**Exercise aim:** Look through the material below. Copy each line that contains the string "Sağlayıcı".

**Material provided:**
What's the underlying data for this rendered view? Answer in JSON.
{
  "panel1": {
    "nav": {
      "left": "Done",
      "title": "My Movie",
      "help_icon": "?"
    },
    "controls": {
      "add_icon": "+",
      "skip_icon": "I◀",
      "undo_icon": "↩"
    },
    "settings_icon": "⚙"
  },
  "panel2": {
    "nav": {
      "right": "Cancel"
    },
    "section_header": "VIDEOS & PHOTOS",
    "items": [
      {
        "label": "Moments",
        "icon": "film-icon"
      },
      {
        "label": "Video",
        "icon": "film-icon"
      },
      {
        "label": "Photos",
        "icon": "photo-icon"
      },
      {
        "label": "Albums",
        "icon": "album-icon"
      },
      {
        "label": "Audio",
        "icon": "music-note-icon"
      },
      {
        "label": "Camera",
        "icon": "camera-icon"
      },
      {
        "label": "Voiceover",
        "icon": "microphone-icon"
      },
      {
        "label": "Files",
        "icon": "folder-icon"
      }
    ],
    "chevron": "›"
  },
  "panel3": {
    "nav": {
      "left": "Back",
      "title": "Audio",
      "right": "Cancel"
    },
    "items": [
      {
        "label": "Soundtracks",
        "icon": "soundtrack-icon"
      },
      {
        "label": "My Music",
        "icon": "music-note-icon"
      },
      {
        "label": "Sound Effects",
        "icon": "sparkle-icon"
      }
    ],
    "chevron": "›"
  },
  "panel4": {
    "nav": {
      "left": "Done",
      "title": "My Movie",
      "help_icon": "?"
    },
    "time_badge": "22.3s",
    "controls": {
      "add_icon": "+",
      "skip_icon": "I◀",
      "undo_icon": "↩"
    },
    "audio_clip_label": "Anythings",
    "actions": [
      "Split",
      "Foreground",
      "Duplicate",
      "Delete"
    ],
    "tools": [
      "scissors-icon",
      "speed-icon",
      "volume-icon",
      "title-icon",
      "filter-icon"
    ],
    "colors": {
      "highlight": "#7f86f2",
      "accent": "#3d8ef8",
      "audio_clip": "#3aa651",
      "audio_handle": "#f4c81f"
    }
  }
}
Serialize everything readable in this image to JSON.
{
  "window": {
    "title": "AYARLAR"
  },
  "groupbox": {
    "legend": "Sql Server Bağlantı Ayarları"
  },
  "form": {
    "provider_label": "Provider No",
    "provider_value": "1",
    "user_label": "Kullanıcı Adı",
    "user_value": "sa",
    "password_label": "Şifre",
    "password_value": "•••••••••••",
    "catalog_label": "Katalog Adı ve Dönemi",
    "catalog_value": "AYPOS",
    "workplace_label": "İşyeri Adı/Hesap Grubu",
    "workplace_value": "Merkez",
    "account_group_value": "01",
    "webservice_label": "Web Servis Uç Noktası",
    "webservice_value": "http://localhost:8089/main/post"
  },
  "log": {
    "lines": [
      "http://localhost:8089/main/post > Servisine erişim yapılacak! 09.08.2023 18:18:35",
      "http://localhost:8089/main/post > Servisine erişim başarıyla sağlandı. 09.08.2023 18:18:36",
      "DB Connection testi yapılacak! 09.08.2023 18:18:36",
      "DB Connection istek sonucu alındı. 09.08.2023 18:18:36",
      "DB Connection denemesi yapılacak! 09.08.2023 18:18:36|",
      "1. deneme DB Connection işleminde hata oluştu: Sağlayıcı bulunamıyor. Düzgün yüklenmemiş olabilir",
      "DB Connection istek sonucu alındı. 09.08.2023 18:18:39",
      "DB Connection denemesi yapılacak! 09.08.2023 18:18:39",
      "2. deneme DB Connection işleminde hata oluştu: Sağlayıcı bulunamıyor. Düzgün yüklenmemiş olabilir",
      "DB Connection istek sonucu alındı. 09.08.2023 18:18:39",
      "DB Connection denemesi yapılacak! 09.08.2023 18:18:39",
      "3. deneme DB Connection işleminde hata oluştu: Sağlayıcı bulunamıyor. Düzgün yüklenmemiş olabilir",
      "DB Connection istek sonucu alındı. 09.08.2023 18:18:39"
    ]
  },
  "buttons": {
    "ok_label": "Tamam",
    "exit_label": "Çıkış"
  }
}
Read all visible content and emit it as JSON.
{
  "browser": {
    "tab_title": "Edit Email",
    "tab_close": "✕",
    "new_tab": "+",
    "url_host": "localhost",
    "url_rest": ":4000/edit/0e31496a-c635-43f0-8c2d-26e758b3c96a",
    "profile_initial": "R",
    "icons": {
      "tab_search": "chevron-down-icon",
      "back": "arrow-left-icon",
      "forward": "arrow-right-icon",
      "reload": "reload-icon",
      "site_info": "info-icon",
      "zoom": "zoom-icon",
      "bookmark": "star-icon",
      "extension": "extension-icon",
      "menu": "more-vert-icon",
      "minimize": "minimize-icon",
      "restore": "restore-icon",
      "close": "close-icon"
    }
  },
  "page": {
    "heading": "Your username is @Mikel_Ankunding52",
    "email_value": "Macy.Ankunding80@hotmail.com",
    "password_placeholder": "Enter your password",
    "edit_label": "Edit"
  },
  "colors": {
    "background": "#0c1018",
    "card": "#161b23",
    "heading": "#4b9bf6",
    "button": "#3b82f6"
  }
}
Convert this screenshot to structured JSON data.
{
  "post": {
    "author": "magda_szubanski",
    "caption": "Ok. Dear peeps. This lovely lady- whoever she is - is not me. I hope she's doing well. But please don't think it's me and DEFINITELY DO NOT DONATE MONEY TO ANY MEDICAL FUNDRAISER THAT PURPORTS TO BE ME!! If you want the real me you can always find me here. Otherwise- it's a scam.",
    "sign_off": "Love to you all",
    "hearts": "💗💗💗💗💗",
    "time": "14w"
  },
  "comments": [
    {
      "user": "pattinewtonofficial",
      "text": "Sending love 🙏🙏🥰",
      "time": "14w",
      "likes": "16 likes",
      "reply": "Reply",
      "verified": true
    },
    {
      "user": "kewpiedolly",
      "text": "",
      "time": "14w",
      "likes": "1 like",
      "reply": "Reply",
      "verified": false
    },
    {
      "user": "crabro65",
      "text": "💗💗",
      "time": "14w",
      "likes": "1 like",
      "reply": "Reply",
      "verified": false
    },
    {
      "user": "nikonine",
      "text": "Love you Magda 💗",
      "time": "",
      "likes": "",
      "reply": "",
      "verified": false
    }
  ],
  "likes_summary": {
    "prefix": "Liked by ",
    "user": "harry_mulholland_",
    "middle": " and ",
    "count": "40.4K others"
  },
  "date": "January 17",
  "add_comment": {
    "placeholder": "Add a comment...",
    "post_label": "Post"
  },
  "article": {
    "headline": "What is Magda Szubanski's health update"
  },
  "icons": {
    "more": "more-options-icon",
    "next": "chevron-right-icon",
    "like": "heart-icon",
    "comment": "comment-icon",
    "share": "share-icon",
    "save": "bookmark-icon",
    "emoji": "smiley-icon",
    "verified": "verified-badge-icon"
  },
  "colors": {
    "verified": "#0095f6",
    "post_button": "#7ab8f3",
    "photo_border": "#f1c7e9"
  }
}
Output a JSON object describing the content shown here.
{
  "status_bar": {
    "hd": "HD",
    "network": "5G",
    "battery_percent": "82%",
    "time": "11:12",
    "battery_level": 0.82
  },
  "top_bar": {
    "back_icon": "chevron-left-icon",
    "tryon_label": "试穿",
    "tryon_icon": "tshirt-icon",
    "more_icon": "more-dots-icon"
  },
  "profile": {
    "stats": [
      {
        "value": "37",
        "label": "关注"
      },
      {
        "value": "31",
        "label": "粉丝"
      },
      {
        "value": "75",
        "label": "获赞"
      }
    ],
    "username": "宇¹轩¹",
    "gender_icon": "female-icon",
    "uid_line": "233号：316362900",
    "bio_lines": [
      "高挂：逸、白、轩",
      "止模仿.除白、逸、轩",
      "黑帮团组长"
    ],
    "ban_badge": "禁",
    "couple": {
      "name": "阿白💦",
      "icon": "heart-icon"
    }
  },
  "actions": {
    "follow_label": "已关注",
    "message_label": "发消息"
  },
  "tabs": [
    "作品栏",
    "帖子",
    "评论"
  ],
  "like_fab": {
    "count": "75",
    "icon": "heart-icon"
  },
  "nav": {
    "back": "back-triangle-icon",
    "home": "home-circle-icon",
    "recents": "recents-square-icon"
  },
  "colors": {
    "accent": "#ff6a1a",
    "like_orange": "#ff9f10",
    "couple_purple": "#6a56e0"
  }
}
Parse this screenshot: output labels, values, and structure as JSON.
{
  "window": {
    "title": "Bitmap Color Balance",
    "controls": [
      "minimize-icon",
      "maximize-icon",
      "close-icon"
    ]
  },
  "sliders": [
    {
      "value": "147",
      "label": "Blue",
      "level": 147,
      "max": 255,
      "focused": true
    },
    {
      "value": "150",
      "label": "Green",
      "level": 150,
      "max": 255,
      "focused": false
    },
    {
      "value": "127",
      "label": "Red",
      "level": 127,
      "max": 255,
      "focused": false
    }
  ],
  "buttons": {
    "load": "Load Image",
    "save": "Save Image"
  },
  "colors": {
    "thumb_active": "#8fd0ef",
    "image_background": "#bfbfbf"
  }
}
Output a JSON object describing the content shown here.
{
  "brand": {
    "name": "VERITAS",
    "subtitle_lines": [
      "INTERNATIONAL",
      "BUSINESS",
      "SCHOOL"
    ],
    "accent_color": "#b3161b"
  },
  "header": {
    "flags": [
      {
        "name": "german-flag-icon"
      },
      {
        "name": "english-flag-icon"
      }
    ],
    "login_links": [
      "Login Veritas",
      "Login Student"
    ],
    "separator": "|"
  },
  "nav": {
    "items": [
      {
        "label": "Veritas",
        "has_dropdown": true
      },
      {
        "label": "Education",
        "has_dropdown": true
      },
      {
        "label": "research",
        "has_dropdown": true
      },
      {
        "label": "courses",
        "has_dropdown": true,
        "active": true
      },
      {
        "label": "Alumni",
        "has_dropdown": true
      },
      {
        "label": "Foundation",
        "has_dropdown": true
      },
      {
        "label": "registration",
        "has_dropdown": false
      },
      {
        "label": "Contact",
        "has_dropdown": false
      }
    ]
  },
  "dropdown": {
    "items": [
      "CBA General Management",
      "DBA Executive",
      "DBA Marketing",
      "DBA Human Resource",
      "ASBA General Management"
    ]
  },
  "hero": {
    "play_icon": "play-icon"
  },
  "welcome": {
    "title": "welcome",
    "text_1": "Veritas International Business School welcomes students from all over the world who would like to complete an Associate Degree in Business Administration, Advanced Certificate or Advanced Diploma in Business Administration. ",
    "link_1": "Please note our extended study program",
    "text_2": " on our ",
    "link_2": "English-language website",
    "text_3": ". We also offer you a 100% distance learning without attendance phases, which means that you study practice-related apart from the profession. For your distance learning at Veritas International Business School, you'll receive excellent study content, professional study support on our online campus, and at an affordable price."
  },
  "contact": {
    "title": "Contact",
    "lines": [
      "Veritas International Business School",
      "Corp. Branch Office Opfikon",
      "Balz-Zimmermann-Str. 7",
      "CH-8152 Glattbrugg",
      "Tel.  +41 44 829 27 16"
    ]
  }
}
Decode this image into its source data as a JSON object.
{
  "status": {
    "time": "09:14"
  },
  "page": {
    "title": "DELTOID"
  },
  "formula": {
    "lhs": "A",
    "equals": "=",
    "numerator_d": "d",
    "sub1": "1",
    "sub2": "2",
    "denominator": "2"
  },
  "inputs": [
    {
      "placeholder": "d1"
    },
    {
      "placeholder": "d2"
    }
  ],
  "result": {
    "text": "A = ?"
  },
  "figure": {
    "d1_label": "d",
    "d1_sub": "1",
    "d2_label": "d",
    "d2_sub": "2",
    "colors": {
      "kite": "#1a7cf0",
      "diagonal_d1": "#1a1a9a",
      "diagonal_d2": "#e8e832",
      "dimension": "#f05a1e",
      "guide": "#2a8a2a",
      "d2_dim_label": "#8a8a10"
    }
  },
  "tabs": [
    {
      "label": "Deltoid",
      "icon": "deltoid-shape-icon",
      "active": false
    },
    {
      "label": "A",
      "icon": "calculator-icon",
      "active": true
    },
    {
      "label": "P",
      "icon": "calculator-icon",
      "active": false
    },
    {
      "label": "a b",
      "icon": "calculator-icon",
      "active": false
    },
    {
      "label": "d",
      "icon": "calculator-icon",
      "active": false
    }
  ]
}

**Written reply:**
      "1. deneme DB Connection işleminde hata oluştu: Sağlayıcı bulunamıyor. Düzgün yüklenmemiş olabilir",
      "2. deneme DB Connection işleminde hata oluştu: Sağlayıcı bulunamıyor. Düzgün yüklenmemiş olabilir",
      "3. deneme DB Connection işleminde hata oluştu: Sağlayıcı bulunamıyor. Düzgün yüklenmemiş olabilir",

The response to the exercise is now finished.